I spent the evening alone with Vincenzo at a park, feeling all gooey inside that this was our last night as a twosome and what if down the road I forget what it was like having just one turtle and what if he never remembers what it was like to be an only turtle?  We found a tennis ball that we named “Timmy” and threw it down an imaginary well over and over again while Vincenzo laughed hysterically.  It really was a beautiful “last” memory with Vincenzo. 

Hold on a sec, I have to go cry again.

Okay.  That’s over.  (For now.)

At 9PM the contractions came back full-force and started coming faster so I called up my sister, who would guard the ninja turtle should the ninja turtle’s parents have to leave in the middle of the night.  At 2AM we headed to the hospital where the nurse hooked me up to the monitor and checked my cervix. 

Remember how I was all braggy about being 3 centimeters on Monday?  Yeah, well I didn’t feel so braggy when the nurse told me I was still at 3 centimeters despite feeling like I was in labor for the past 22 hours.  I pled for my cause.  I begged.  I considered calling a lawyer. 

Fortunately, Rocco came to my rescue.  During my time on the machines the doctor noticed that his heart rate had decelerated a couple times, which TOTALLY didn’t stress me out AT ALL, so they decided to give me a room to keep an eye on the little guy’s heart until the morning.

By 5:30AM the not-productive-at-all contractions were requiring all my attention and were coming every 3 minutes so I called the nurse to check my cervix again.  She grudgingly put on her gloves saying, “There’s no point, since you’re really not in labor…”  “Humor me,” I commanded.  She did her thing then looked up in surprise.  “You’re a good 5 or 6 centimeters!”  She called in the doctor.  Repeat scene.

The next two hours were full of needle pokes and hee-hee-hoooooooooooo’s and Kevin adjusting the volume of my soothing music because, I discovered, when you’re in labor, each song has its own, unique, perfect loudness and any deviation one way or the other can really make it challenging to JUST FIGURE IT OUT ALREADY!!  I’M IN A LOT OF PAIN HERE!  IT’S NOT THAT FRIGGIN’ HARD TO CHANGE THE FRIGGIN’ VOLUME!

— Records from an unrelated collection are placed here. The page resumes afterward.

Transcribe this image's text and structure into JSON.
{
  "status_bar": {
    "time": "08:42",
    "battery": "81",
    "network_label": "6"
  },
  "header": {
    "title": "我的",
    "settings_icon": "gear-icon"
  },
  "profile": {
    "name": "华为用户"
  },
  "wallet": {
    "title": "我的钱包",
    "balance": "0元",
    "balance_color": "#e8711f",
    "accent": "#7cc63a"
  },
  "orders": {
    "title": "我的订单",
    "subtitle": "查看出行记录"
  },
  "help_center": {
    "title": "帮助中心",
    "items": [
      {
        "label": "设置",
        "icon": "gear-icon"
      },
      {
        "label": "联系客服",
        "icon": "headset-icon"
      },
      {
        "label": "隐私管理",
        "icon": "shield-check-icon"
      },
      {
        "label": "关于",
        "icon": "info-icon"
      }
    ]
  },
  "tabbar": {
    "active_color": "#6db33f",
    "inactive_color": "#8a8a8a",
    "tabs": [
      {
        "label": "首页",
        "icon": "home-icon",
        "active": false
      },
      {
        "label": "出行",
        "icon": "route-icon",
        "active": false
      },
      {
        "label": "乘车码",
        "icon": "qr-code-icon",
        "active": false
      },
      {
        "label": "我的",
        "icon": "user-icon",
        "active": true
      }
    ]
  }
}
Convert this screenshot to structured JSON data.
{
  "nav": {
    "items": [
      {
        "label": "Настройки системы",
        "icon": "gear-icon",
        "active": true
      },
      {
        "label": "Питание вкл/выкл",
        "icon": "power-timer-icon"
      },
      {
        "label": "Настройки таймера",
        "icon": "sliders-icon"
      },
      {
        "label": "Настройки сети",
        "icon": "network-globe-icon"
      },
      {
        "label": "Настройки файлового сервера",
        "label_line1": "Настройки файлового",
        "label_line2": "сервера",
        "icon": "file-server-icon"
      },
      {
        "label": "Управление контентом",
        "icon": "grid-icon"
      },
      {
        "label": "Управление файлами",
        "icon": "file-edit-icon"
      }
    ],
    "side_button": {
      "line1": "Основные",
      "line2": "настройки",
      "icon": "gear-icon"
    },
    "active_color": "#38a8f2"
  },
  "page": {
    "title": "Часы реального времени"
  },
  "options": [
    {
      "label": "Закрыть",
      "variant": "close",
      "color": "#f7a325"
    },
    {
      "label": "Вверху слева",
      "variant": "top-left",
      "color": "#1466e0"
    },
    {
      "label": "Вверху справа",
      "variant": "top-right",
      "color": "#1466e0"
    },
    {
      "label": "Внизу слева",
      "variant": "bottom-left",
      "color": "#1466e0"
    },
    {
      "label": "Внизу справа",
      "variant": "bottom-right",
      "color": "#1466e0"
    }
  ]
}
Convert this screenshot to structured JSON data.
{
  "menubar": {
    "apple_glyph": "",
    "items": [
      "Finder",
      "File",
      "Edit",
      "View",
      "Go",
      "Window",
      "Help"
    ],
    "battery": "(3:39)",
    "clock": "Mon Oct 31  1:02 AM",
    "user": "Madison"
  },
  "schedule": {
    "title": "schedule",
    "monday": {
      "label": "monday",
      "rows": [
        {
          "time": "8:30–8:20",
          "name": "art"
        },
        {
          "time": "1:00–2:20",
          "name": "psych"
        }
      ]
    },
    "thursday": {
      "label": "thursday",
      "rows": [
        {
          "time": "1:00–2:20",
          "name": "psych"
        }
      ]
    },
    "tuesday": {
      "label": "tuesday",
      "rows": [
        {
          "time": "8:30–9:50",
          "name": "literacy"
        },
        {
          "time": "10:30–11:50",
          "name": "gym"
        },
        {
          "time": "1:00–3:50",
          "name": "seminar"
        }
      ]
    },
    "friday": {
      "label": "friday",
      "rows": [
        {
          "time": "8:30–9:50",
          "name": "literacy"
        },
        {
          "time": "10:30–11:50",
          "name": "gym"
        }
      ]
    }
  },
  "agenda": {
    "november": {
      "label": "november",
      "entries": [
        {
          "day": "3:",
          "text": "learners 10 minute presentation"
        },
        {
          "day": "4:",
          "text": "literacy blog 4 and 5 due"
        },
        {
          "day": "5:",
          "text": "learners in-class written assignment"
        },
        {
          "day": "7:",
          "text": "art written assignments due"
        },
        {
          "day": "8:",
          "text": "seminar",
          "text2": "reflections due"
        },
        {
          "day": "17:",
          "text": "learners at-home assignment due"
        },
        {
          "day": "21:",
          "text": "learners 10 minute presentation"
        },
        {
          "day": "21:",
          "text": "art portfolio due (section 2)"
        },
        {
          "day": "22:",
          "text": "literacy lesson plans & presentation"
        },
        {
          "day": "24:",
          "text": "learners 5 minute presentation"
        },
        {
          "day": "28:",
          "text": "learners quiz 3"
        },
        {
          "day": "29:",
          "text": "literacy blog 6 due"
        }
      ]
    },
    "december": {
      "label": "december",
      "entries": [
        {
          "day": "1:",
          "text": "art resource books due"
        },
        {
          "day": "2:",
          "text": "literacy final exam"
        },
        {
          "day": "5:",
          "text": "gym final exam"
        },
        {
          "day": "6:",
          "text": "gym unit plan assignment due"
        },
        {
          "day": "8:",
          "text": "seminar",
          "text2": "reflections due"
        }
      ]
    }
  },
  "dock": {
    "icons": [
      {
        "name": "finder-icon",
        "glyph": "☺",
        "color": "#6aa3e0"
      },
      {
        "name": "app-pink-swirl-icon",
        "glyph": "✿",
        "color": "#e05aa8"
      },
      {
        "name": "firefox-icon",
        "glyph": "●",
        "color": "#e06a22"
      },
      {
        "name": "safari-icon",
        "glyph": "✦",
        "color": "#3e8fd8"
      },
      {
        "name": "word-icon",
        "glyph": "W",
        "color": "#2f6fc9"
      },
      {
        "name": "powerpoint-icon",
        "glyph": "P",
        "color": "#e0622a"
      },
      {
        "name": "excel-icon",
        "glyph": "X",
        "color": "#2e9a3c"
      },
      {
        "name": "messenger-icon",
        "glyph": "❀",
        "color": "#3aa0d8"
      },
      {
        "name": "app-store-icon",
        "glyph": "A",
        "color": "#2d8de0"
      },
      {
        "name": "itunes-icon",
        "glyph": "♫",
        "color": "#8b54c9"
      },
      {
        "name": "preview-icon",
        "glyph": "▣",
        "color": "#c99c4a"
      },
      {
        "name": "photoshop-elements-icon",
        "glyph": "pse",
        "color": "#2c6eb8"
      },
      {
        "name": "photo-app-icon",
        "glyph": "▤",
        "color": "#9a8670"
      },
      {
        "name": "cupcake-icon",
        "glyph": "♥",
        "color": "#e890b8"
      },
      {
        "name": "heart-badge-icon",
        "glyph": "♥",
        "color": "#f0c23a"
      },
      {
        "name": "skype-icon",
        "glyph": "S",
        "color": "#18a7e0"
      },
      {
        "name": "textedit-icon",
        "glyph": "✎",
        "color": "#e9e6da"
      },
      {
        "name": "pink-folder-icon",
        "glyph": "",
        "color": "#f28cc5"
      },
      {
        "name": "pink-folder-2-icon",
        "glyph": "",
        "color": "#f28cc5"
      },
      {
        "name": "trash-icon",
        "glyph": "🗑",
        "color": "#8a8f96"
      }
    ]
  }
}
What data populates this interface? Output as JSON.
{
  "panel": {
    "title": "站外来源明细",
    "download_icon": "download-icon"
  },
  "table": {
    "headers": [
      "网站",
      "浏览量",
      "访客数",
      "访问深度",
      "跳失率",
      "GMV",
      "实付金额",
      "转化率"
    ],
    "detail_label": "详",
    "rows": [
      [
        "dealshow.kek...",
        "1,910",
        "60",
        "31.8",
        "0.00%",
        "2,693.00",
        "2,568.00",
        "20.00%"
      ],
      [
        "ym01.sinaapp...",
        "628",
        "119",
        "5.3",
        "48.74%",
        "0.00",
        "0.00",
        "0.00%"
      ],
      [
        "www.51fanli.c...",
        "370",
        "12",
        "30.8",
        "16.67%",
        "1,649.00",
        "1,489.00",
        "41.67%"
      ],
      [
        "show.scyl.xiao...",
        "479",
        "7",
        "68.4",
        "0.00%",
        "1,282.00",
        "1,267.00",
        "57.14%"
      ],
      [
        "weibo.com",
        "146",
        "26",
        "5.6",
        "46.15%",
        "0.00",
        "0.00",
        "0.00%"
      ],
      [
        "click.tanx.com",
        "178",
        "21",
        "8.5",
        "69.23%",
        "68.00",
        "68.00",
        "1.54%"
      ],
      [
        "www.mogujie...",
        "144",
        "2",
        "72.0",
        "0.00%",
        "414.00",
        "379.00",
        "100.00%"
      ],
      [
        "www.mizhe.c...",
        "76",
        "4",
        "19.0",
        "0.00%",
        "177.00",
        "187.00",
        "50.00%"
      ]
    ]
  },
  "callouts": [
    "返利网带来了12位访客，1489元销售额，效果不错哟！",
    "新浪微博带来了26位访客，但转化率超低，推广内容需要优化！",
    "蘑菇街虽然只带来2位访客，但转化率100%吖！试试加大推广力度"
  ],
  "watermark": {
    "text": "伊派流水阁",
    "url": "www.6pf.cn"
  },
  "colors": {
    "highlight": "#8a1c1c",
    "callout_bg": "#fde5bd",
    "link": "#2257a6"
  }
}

The IV only took three attempts, which is a record on my veins, and the epidural only took two tries.  It kicked in at 7:45. 

At 8:15 my OB broke my water and told me she’d see me in an hour or two for show time.  I cheerfully waved her away and ordered a serving of bon-bons sent up to Room 2124.

A few minutes later I told the labor nurse, “I’m so sorry, but I think I’m going to poop the bed.”  Everyone in the room yelled, “THAT’S NOT POOP!”  Chaos ensued as they hunted down the OB and got her into delivery scrubs while I tried my hardest to hold something in that did NOT want to be held in while also searching for that mythical button someone had told me I could press if I needed to pump up the level of the epidural.  I never did find it but it didn’t matter because three pushes later, at 8:35AM, the doctor said, “Look down!”

And there was a beautiful, wet, wriggly, purple creature, screaming with life, for one instant straddling the worlds of in utero and out, knowing nothing but the smell of his mama and needing nothing but to be held by her and loved by her.

They put him on my chest.  And then I died and went to heaven.


(We haven’t put anything in his hair—it just does that.)

Dodge this!

Every day when Kevin gets home from work, Vincenzo runs up to him and yells, “Let’s fight, Daddy!”  They used to use foam swords but their fights have evolved beyond physical weapons, into the cerebral.  Instead, one person throws an imaginary object at the other and the other shouts out his defense then throws an imaginary object back.  Vincenzo has invented all but one imaginary weapon in this game.  How, we don’t know.

Vincenzo, making a throwing motion: Cactus ball!
Kevin: Duck!  Cannon ball!
V: Jump!  Cactus ball!  Cannon ball!
K: Duck!  Dodge!  Angry kitten!
V: Protective shield all over my body!  Electrician!  Zip!  Zip!
K: What?
V: Electrician!!!  Zip!
K: Uh…shell? 
V: But there’s a hole in it!  Heart attack!  Heart attack!

I’ll go make that call to the family therapist now…

Scotch salmon
Lime-cilantro sweet potato fries